▸ What to do
All lines in the material containing the word "JSON" need to be copied.

▸ Record excerpts
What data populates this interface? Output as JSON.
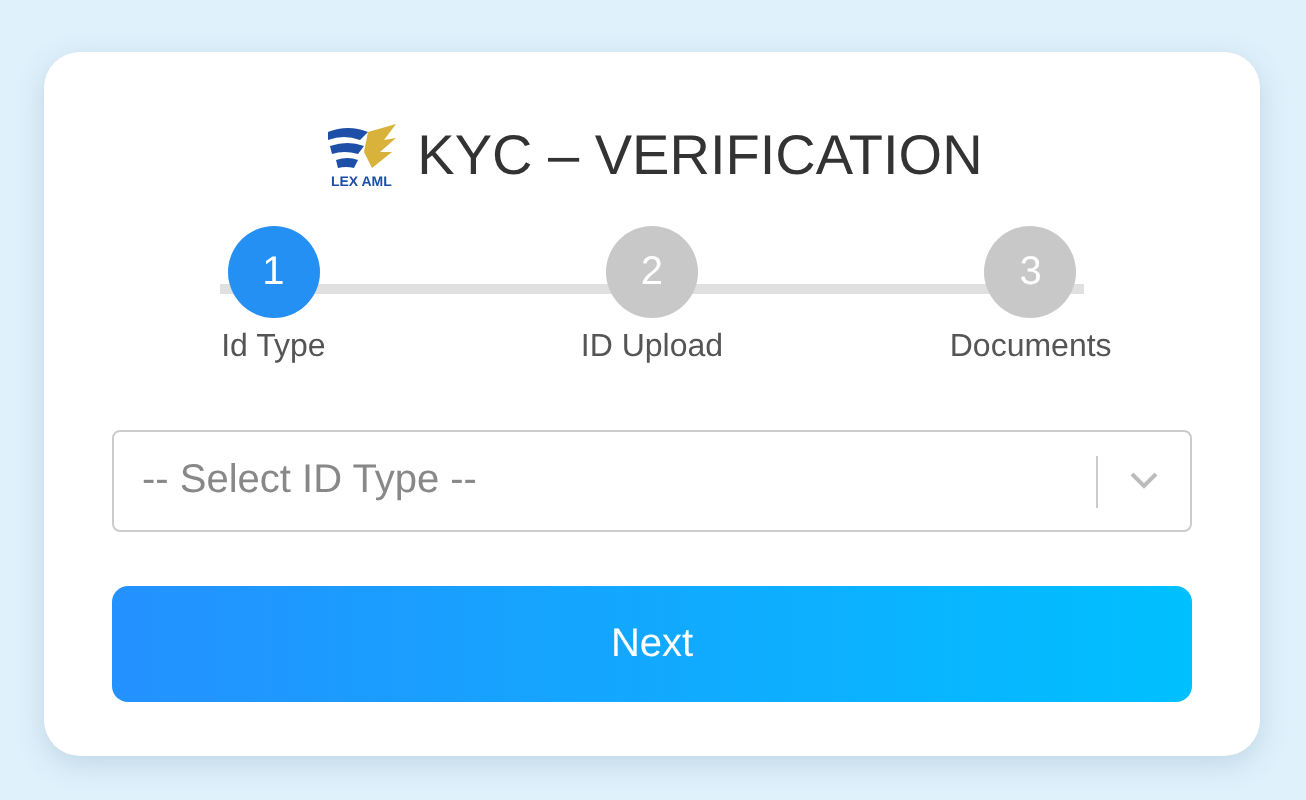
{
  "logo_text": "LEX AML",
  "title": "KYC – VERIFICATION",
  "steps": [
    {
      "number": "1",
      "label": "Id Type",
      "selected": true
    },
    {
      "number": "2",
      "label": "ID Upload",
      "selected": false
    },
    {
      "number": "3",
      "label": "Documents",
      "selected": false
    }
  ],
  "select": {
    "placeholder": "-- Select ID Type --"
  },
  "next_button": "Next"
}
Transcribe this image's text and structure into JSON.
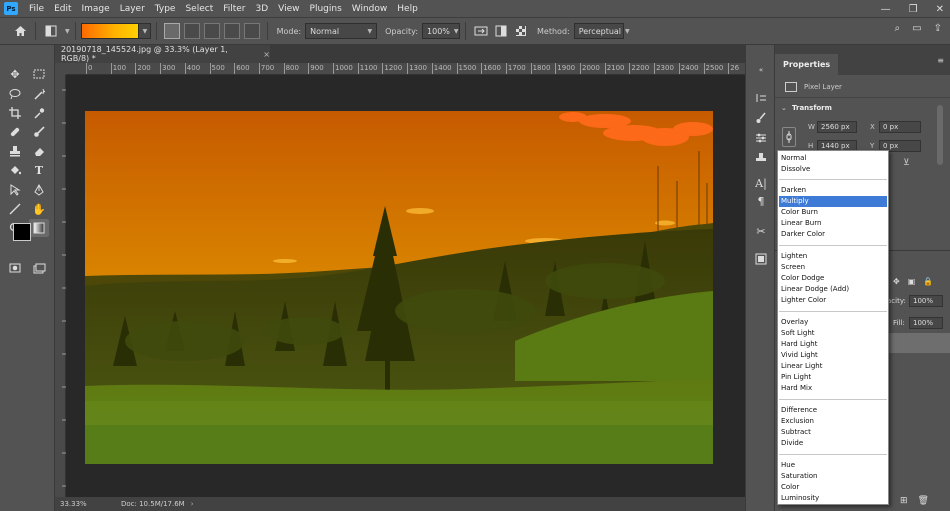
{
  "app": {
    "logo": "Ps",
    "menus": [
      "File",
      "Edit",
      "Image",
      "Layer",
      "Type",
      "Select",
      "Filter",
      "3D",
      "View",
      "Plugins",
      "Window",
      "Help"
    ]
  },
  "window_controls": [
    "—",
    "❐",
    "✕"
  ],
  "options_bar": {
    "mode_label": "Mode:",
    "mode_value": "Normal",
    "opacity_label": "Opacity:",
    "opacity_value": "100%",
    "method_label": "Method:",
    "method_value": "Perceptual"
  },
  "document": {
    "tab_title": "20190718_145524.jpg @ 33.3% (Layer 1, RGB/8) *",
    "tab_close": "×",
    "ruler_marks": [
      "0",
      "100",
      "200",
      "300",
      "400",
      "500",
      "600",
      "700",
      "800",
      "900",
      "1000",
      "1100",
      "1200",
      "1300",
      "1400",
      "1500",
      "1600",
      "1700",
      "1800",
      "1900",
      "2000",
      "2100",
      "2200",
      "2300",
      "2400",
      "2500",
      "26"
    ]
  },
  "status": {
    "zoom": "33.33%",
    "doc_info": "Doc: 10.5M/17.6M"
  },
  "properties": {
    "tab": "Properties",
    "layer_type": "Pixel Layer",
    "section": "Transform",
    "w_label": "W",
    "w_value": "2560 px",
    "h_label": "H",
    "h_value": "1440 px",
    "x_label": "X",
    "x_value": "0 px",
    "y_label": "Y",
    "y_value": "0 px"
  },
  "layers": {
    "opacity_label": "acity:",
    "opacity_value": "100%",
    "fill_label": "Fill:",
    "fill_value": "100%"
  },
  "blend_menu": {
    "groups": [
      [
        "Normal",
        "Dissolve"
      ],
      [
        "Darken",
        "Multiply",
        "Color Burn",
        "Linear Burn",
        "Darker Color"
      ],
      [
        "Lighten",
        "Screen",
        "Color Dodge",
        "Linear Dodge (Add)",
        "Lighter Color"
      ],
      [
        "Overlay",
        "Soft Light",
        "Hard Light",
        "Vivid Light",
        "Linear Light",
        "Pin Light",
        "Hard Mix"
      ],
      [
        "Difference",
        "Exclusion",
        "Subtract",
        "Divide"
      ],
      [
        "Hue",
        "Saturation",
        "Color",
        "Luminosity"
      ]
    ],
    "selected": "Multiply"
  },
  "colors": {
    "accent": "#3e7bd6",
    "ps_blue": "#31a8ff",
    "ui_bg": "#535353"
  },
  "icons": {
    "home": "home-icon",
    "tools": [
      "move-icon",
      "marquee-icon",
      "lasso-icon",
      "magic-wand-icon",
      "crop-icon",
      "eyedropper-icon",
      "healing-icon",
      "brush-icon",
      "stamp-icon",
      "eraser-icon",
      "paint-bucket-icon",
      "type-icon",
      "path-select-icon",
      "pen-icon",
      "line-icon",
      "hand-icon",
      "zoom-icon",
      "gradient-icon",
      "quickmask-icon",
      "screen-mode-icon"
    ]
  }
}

▸ Result
What data populates this interface? Output as JSON.
Transcribe this image's text and structure into JSON.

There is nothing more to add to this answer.